This is a non-anamorphic disc brought to us by Touchstone. Lemme see, who owns Touchstone...of course, the Mouse House. That would explain the lack of an anamorphic transfer or any worthwhile extras. Not so much as a few text screens of cast and crew bios. In my mind, that qualifies this disc as even less than bare-bones. The "movie recommendations" feature is so completely useless as to be almost insulting. Note to studios: if you want to market other movies than the one we are watching, either give us trailers or forget it altogether. The picture, while giving that DVD clarity that we have all become so addicted to, shows a lot of brightening and edge enhancement. As in so many movies on DVD, bright or white areas tend to sparkle and glow. Colors levels are for the most part accurate, although there are some brighter scenes that look washed out. Halos surrounding characters abound, and the brickwork on the school buildings tends to blur and shimmer in places.
I really have only one complaint about the audio mix. The songs on the soundtrack seemed to be a lot louder than anything else that was going on. This created a "used car commercial" effect. If you are watching the movie at a comfortable volume level to hear the dialogue, you will get blasted every time a song plays.
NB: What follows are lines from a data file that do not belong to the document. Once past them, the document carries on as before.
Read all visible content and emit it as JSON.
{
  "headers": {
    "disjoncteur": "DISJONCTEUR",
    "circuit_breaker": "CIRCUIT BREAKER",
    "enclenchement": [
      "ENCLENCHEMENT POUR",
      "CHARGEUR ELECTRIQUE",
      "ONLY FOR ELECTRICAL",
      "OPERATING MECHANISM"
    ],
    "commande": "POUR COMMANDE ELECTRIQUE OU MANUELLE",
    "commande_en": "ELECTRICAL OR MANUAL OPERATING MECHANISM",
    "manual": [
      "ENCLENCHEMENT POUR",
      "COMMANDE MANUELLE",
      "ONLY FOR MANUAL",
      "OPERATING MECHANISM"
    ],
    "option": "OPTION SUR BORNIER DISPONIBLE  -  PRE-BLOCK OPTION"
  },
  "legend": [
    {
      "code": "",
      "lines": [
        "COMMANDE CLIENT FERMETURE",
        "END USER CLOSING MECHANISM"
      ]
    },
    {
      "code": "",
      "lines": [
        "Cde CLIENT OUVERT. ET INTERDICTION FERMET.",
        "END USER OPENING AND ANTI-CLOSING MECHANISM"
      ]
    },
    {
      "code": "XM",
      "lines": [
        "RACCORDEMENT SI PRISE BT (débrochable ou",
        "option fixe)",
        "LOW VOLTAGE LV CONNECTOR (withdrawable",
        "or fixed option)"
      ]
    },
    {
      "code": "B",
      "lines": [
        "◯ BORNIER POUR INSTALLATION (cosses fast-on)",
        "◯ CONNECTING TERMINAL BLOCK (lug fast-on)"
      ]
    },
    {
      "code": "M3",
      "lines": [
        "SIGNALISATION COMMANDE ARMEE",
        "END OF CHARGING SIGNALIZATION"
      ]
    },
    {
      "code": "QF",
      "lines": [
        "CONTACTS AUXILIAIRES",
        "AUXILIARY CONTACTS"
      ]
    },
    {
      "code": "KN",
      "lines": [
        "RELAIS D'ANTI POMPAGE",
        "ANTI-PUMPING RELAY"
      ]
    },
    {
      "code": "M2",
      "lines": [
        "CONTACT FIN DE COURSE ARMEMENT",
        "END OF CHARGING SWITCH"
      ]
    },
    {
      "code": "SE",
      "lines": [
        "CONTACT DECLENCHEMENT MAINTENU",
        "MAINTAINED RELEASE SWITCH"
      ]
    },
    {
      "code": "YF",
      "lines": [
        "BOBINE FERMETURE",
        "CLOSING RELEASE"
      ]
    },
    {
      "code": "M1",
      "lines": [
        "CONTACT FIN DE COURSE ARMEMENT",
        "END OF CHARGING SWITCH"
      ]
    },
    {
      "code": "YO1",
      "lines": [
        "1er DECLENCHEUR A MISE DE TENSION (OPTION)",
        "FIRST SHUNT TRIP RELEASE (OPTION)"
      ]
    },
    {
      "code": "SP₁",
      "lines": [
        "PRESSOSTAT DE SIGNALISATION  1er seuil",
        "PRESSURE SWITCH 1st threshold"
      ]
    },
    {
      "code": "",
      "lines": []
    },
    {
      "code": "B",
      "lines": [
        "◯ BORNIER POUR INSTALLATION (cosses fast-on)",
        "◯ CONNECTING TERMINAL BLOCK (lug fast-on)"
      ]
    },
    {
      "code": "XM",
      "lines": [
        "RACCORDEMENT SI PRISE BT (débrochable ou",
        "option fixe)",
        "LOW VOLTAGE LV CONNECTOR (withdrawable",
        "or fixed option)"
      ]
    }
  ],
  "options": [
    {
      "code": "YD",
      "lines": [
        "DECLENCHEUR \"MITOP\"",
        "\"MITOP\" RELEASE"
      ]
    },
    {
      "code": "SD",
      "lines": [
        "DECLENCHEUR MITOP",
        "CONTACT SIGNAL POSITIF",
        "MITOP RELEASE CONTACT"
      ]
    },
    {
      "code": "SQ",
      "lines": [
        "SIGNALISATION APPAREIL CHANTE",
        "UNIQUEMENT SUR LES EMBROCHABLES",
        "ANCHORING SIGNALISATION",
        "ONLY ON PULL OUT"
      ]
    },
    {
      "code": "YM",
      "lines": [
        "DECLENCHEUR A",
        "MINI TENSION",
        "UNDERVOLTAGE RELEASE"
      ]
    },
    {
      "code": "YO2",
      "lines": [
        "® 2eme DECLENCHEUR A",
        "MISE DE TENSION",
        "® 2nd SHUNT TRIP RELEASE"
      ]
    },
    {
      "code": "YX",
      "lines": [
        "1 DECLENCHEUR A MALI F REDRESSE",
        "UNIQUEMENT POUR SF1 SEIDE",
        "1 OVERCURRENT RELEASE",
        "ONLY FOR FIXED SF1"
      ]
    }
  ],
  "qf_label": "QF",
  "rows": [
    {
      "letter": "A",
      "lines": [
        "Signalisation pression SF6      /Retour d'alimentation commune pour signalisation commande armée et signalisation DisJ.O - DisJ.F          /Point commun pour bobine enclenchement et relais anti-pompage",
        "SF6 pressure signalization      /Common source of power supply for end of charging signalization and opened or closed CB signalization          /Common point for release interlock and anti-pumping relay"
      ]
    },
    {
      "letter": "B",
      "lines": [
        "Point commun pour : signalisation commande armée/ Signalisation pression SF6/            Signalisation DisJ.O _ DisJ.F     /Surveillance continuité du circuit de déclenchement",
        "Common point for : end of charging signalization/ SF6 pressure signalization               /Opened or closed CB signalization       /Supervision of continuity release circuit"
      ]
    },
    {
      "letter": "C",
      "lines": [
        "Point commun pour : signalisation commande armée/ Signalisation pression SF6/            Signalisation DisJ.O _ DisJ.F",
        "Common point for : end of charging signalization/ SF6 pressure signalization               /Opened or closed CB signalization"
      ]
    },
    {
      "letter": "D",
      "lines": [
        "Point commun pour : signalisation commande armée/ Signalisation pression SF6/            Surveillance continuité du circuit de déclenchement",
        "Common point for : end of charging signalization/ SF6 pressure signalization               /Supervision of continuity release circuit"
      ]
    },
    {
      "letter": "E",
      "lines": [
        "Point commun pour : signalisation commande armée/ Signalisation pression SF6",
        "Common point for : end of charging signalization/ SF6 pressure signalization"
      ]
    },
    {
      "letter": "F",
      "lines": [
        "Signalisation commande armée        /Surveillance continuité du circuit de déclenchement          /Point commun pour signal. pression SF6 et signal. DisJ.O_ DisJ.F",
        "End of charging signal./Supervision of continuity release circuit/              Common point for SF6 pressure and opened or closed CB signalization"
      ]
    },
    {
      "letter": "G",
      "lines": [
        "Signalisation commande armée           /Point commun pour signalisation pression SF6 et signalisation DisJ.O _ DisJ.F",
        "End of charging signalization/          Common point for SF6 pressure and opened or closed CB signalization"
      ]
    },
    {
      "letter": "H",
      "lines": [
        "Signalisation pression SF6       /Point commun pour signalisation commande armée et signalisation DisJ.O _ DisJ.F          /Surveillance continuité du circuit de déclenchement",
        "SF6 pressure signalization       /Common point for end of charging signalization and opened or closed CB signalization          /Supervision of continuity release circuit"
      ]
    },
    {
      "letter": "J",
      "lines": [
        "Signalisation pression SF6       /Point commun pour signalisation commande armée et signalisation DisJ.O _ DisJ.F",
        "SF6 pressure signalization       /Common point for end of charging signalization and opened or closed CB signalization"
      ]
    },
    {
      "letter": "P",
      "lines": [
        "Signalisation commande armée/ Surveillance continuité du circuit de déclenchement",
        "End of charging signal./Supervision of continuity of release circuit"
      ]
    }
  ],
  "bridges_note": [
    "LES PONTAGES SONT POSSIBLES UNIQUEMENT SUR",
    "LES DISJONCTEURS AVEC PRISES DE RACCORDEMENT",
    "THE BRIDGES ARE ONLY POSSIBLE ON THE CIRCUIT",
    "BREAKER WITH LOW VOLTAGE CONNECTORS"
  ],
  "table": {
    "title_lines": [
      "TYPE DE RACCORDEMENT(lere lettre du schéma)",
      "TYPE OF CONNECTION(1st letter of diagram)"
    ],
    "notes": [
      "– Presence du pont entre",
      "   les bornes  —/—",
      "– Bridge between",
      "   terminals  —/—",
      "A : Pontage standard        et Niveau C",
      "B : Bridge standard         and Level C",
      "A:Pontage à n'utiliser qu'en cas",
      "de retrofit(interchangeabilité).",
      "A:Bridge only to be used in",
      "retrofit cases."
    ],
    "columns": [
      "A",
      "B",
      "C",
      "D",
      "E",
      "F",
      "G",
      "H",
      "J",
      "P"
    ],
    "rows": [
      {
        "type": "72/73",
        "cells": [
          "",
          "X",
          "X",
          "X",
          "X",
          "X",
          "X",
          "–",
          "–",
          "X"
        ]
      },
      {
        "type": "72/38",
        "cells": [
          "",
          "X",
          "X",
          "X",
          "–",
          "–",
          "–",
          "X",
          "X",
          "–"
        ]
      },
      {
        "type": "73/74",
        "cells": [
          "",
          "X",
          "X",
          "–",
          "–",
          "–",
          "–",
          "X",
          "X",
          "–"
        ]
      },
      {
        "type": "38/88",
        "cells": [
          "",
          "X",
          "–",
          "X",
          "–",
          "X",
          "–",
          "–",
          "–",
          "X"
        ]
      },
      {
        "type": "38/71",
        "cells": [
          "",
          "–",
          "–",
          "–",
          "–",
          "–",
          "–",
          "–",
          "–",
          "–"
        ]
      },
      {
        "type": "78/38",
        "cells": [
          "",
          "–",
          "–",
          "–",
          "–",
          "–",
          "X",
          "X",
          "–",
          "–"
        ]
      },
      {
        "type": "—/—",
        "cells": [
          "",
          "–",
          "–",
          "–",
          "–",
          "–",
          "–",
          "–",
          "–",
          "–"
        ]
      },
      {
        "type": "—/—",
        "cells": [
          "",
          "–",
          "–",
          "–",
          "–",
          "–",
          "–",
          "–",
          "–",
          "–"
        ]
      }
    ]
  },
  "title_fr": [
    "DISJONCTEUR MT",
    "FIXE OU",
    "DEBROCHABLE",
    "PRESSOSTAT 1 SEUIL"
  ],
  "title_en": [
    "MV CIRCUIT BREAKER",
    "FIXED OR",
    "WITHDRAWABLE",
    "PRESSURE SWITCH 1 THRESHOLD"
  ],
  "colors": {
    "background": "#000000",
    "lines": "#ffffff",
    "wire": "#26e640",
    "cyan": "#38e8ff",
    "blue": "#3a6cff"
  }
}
Like Larisa Oleynik herself, this movie is so cute and full of goofy charm that it is impossible to resist. My wife and I watch it from time to time whenever we need a quick laugh, and it really is enjoyable. It's not great art, it's not even a great movie, but anything that can make me laugh out loud like this movie did can't be all bad. It's better than most of what passes for teen comedy these days, and has a few really memorable moments. If you like that sort of thing, I would certainly recommend a rental.
The movie probably should be sent to detention, but we'll let it go this time. Touchstone is convicted of giving us a non-anamorphic transfer with precious few extras.
We stand adjourned.
Review content copyright © 2000 Erick Harper; Site layout and review format copyright © 1998 - 2015 HipClick Designs LLC
Scales of Justice
Studio: Touchstone Pictures
* 1.85:1 Non-Anamorphic
* Dolby Digital 5.1 Surround (English)
* Dolby Digital 5.1 Surround (French)
Running Time: 97 Minutes
Release Year: 1999
MPAA Rating: Rated PG-13
* Theatrical Trailer